But labeling Malhotra’s film as an ironic, movie-bratish throwback to the past, conscious of its own workings, is perhaps too lenient. The older film was made when the country was on the brink of opening up its markets and this was the time when satellite television and discos were becoming commonplace. While left-leaning filmmakers like Girish Kasaravalli were probing into the flipside of this proclaimed boon, Agneepath was making an argument for the right-wingers in the mainstream. Mukul Anand’s Vijay Dinanath Chauhan is a raving reactionary railing against all foreign intrusion and taking it upon himself to protect the sanctity of institutions like family, religion and community. Bachchan’s racist patriarch, who can not see women as anything other than his mother or bearers of children, is a far bolder, far more politically-incorrect and far more rounded character than Roshan’s generally unmarked, comparatively genteel, secular hero.
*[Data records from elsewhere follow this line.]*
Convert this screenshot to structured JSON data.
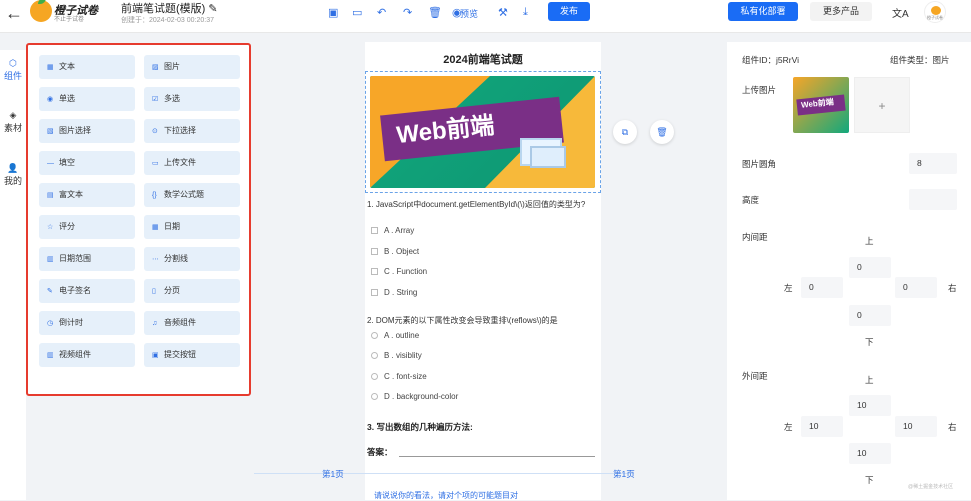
{
  "topbar": {
    "logo_title": "橙子试卷",
    "logo_sub": "不止于试卷",
    "doc_title": "前端笔试题(模版)",
    "created": "创建于：2024-02-03 00:20:37",
    "preview": "预览",
    "publish": "发布",
    "private_deploy": "私有化部署",
    "more_products": "更多产品",
    "avatar_text": "橙子试卷",
    "icons": [
      "back-arrow",
      "edit",
      "save",
      "monitor",
      "undo",
      "redo",
      "delete",
      "eye",
      "wrench",
      "download",
      "translate"
    ]
  },
  "leftnav": {
    "items": [
      {
        "icon": "cube",
        "label": "组件"
      },
      {
        "icon": "layers",
        "label": "素材"
      },
      {
        "icon": "user",
        "label": "我的"
      }
    ]
  },
  "components": [
    {
      "icon": "text",
      "label": "文本"
    },
    {
      "icon": "image",
      "label": "图片"
    },
    {
      "icon": "radio",
      "label": "单选"
    },
    {
      "icon": "checkbox",
      "label": "多选"
    },
    {
      "icon": "image-select",
      "label": "图片选择"
    },
    {
      "icon": "dropdown",
      "label": "下拉选择"
    },
    {
      "icon": "fill",
      "label": "填空"
    },
    {
      "icon": "upload",
      "label": "上传文件"
    },
    {
      "icon": "richtext",
      "label": "富文本"
    },
    {
      "icon": "formula",
      "label": "数学公式题"
    },
    {
      "icon": "star",
      "label": "评分"
    },
    {
      "icon": "calendar",
      "label": "日期"
    },
    {
      "icon": "daterange",
      "label": "日期范围"
    },
    {
      "icon": "divider",
      "label": "分割线"
    },
    {
      "icon": "signature",
      "label": "电子签名"
    },
    {
      "icon": "page",
      "label": "分页"
    },
    {
      "icon": "timer",
      "label": "倒计时"
    },
    {
      "icon": "audio",
      "label": "音频组件"
    },
    {
      "icon": "video",
      "label": "视频组件"
    },
    {
      "icon": "submit",
      "label": "提交按钮"
    }
  ],
  "canvas": {
    "title": "2024前端笔试题",
    "banner_text": "Web前端",
    "q1": "1. JavaScript中document.getElementById\\(\\)返回值的类型为?",
    "q1_options": [
      "A . Array",
      "B . Object",
      "C . Function",
      "D . String"
    ],
    "q2": "2. DOM元素的以下属性改变会导致重排\\(reflows\\)的是",
    "q2_options": [
      "A . outline",
      "B . visiblity",
      "C . font-size",
      "D . background-color"
    ],
    "q3": "3. 写出数组的几种遍历方法:",
    "answer_label": "答案：",
    "page_left": "第1页",
    "page_right": "第1页",
    "bottom_text": "请说说你的看法，请对个项的可能题目对"
  },
  "props": {
    "component_id": "组件ID：j5RrVi",
    "component_type": "组件类型：图片",
    "upload_image": "上传图片",
    "thumb_text": "Web前端",
    "radius_label": "图片圆角",
    "radius_value": "8",
    "height_label": "高度",
    "height_value": "",
    "padding_label": "内间距",
    "margin_label": "外间距",
    "top": "上",
    "bottom": "下",
    "left": "左",
    "right": "右",
    "padding": {
      "top": "0",
      "left": "0",
      "right": "0",
      "bottom": "0"
    },
    "margin": {
      "top": "10",
      "left": "10",
      "right": "10",
      "bottom": "10"
    }
  },
  "watermark": "@稀土掘金技术社区",
  "colors": {
    "accent": "#1a6cf5",
    "highlight_border": "#e63b2e",
    "comp_bg": "#e6f0fa"
  }
}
What enrages the new Vijay is not alcohol and prostitution, which are but indulgences according to current moral standards of Bollywood, but more scandalizing taboos of today such as human trafficking and child molestation. The villain, too, is not some suave, tuxedo-wearing, sunglass-sporting non-resident, but a Hindu madman who, like Pulp Fiction's Jules Winnfield, misquotes the Gita to suit his own needs. Even the welcome elimination of the stereotyped South Indian character, portrayed by Mithun Chakraborty in the original, seems first a necessity of the times and only then an indicator of refined taste. The thematic stress in the new film is solely on revenge, instead of the salvage of Mandwa and its residents. Vijay’s agenda, as it were, is reduced to the purely familial, unlike his predecessor, for whom the familial becomes inextricably political. Between the two Agneepath films, we witness an India that has taken an abrupt about turn. Bachchan’s Vijay Chauhan is now an outcast in his own country.